I have two figs, Negronne (also called Violette de Bordeaux, Petite Negra, or Ronde de Bordeaux), which is a smaller (but still vigorous) fig that produces medium-small deep purple fruits with burgundy-red interior. To me, these smaller fruits do not diminish my opinion of this tree at all, because while each fruit smaller, the flavor profile is superb. Each fruit has strong strawberry overtones, and melts in the mouth.
Negronne figs also dry well, and make beautiful, deep maroon-colored jam. It is by far my favorite fig of the 8 or so varieties I’ve tasted. If autumn is mild, they will give you two crops a year. And an additional bonus: unlike many of the larger figs, these more petite fruits are not prone to splitting while maturing.
My second fig, the Desert King, is one of the most common figs grown in my area. It’s easy to understand why. This large vigorous tree can get 35 feet tall without pruning, and its fruits are equally impressive. The green fruit with a pale pink inside can be as large as my fist in a good year. While they only produce one crop a year, some years I get as many as 250 fruit of of one tree.

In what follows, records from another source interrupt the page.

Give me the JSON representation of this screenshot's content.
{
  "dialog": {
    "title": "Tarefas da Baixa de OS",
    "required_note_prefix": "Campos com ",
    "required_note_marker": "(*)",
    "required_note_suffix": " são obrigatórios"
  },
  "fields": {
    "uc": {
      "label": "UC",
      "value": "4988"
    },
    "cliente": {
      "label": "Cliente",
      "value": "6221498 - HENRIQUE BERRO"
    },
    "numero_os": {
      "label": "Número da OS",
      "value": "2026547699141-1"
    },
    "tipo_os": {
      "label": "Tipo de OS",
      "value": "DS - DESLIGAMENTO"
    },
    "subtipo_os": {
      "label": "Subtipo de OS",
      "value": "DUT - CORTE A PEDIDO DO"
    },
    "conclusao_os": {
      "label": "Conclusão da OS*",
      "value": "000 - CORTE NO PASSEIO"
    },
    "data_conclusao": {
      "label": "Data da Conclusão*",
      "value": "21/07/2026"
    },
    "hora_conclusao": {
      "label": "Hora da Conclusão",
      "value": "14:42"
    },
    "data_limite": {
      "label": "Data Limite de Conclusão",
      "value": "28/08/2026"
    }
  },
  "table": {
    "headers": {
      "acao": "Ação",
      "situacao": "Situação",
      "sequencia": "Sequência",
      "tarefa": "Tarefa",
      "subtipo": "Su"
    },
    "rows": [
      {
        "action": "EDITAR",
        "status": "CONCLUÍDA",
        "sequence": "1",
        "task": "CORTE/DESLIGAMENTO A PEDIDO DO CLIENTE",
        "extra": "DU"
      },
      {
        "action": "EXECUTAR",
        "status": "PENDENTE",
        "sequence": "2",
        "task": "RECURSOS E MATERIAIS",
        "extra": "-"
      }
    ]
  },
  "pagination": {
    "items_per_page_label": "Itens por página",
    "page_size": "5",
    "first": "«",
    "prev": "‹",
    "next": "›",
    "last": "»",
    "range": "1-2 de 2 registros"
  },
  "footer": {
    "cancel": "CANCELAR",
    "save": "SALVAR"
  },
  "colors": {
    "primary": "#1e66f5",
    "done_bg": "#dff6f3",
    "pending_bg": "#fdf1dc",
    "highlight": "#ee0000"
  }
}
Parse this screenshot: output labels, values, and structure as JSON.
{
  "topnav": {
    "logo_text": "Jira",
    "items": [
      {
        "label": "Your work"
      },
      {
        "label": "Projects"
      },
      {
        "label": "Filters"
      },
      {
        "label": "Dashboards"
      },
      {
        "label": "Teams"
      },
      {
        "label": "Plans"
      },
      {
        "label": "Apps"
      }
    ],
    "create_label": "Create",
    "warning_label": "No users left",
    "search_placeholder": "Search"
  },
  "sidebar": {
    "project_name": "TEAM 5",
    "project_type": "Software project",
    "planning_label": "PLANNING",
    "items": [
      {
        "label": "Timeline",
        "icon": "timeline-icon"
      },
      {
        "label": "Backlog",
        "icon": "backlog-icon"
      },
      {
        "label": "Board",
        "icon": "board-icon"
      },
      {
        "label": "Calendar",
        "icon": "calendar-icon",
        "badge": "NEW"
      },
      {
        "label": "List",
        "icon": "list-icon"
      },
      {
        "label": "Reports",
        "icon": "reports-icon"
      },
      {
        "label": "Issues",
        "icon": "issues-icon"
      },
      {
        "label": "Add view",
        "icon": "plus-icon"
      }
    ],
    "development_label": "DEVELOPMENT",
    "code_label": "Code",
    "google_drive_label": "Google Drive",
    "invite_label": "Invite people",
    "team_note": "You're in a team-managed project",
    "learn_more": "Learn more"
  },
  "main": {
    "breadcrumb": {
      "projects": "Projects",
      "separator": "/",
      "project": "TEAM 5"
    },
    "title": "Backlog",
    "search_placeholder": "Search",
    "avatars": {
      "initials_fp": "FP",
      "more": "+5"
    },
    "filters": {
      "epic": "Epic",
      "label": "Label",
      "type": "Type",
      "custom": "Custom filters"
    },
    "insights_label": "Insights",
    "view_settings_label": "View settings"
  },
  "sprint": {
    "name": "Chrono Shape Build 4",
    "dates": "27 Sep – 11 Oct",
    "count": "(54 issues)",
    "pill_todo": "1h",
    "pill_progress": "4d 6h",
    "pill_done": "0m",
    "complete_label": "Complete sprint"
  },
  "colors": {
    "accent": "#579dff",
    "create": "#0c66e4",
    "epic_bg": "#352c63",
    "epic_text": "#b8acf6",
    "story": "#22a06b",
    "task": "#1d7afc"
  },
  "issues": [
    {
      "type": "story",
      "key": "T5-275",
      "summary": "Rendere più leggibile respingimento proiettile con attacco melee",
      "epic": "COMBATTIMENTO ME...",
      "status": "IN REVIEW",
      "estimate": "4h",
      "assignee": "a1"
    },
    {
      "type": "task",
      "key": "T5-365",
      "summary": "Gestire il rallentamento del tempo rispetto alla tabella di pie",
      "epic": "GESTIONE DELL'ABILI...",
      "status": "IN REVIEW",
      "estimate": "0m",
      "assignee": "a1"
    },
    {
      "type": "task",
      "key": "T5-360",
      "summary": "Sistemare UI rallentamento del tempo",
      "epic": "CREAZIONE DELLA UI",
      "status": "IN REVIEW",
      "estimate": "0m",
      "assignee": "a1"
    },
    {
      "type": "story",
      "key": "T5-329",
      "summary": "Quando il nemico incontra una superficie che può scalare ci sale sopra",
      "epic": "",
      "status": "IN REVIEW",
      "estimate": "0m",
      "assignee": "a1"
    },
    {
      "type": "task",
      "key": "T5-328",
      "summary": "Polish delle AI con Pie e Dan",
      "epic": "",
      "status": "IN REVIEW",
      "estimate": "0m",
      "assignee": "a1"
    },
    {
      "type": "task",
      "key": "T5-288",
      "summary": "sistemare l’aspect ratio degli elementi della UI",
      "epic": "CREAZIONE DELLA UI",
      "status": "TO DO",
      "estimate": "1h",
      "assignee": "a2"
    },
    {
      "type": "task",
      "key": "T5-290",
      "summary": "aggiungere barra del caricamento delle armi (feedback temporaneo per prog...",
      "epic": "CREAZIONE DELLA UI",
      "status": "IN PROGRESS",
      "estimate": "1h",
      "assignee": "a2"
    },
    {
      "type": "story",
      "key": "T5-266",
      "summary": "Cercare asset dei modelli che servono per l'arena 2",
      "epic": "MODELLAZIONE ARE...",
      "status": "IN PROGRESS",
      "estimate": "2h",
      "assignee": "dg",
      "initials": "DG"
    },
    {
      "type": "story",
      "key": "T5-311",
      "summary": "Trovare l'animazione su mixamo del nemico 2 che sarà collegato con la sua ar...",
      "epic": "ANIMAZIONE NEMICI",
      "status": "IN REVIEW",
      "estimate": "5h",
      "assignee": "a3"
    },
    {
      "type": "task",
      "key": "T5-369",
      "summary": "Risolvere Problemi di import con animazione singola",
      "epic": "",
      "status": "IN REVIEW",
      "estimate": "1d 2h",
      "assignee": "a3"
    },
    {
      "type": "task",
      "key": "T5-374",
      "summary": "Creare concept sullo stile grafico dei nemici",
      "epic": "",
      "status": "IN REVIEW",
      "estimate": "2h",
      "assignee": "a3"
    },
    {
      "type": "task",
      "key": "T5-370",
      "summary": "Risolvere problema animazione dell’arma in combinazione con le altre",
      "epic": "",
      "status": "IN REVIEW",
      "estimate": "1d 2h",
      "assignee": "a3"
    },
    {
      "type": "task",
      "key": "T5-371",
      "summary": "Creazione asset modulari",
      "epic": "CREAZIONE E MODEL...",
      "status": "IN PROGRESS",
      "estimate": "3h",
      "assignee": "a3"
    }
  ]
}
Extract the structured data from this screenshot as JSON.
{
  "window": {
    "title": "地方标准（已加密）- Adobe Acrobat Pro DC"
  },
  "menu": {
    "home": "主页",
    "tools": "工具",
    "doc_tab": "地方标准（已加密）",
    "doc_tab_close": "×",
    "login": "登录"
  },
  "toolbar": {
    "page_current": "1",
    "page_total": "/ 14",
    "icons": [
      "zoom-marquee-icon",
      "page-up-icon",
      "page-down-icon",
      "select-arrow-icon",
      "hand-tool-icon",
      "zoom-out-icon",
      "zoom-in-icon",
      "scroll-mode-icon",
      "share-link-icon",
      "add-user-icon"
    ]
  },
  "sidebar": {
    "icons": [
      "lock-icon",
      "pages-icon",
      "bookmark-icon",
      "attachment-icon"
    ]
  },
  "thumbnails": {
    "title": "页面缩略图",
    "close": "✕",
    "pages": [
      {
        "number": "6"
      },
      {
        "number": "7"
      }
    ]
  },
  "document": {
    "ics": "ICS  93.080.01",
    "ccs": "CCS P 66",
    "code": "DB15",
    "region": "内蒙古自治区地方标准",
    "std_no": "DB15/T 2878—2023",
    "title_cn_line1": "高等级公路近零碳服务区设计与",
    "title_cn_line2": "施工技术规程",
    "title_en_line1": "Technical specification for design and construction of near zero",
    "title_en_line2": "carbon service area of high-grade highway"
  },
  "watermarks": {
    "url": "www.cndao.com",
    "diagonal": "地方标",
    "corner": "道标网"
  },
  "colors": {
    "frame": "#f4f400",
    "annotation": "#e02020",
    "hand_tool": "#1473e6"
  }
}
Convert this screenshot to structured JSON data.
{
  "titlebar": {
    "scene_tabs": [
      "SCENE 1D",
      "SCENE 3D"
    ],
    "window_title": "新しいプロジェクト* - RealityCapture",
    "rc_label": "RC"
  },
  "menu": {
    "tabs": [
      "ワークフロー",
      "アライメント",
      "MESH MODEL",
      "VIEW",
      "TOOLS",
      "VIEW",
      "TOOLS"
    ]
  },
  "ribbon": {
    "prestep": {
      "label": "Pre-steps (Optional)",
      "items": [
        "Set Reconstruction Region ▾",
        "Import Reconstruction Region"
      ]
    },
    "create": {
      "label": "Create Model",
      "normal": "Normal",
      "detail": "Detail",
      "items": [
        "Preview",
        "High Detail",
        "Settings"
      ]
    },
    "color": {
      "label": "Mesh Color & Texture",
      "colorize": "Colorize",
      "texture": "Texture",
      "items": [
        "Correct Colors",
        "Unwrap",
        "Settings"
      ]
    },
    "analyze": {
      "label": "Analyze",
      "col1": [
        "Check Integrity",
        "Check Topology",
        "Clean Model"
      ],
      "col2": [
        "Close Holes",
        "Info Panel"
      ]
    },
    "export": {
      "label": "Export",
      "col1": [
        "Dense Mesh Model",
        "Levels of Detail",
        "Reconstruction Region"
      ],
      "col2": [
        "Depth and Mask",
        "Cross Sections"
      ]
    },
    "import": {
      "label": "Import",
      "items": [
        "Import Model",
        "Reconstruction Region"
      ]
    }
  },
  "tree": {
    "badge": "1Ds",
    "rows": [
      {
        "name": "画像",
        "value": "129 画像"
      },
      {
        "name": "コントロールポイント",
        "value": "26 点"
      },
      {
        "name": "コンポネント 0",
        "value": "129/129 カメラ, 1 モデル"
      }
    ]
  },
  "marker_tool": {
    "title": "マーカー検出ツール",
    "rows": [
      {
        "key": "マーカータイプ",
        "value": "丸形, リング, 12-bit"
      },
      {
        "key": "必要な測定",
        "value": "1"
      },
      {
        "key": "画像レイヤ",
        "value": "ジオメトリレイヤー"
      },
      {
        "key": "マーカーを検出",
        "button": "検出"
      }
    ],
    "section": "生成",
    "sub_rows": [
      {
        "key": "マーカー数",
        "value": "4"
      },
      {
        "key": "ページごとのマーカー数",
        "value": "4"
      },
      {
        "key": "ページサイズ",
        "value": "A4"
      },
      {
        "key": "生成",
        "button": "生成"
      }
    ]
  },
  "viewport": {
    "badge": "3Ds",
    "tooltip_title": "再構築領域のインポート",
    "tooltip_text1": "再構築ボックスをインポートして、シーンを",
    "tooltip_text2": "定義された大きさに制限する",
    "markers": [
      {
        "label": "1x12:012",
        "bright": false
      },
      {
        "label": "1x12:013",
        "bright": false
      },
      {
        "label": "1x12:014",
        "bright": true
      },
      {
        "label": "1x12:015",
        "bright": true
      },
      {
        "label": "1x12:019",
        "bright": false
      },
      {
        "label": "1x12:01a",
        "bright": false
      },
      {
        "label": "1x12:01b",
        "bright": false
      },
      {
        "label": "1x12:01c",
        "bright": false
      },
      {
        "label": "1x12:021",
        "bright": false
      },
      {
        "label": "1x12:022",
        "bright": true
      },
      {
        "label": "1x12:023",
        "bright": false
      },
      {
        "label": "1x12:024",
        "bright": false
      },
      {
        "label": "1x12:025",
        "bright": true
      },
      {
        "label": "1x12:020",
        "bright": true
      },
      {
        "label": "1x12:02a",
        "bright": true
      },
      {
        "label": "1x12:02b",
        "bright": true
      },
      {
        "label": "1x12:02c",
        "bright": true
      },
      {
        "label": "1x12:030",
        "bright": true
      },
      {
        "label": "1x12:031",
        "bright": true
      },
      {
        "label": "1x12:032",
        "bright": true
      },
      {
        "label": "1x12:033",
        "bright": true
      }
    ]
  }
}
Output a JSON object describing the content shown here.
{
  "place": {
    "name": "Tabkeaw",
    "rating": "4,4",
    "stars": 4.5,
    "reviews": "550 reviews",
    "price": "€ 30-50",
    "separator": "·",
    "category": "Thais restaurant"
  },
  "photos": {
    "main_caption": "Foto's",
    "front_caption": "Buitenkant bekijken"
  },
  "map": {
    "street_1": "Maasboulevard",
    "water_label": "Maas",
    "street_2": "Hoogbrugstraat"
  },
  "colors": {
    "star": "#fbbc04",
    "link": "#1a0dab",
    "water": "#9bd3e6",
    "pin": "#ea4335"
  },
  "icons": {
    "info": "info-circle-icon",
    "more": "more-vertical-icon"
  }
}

There are dozens of other tasty and beautiful fig varieties on the market, with varying cold hardiness, productivity, and fruit shape/color. My favorite source for fig trees is One Green World Nursery here in Portland, Oregon. They ship all over, and have a huge selection of permaculture trees, shrubs, and perennial vegetables. You can also propogate figs very easily from cuttings, so ask in your local garden clubs when folks are pruning if you can take cuttings and start your own tree for free.
If you currently grow figs, I hope this post helped you know when to pick for maximum flavor and enjoyment. If you don’t grow figs, I hope this post encourages you to consider common figs for your permaculture system.
There is absolutely nothing that compares to a fig picked fresh from the tree at peak ripeness. Permaculture design creates an opportunity for us to expand the diversity in our diets, and the pure enjoyment of our food. And a fresh ripe fig is the very definition of pure enjoyment.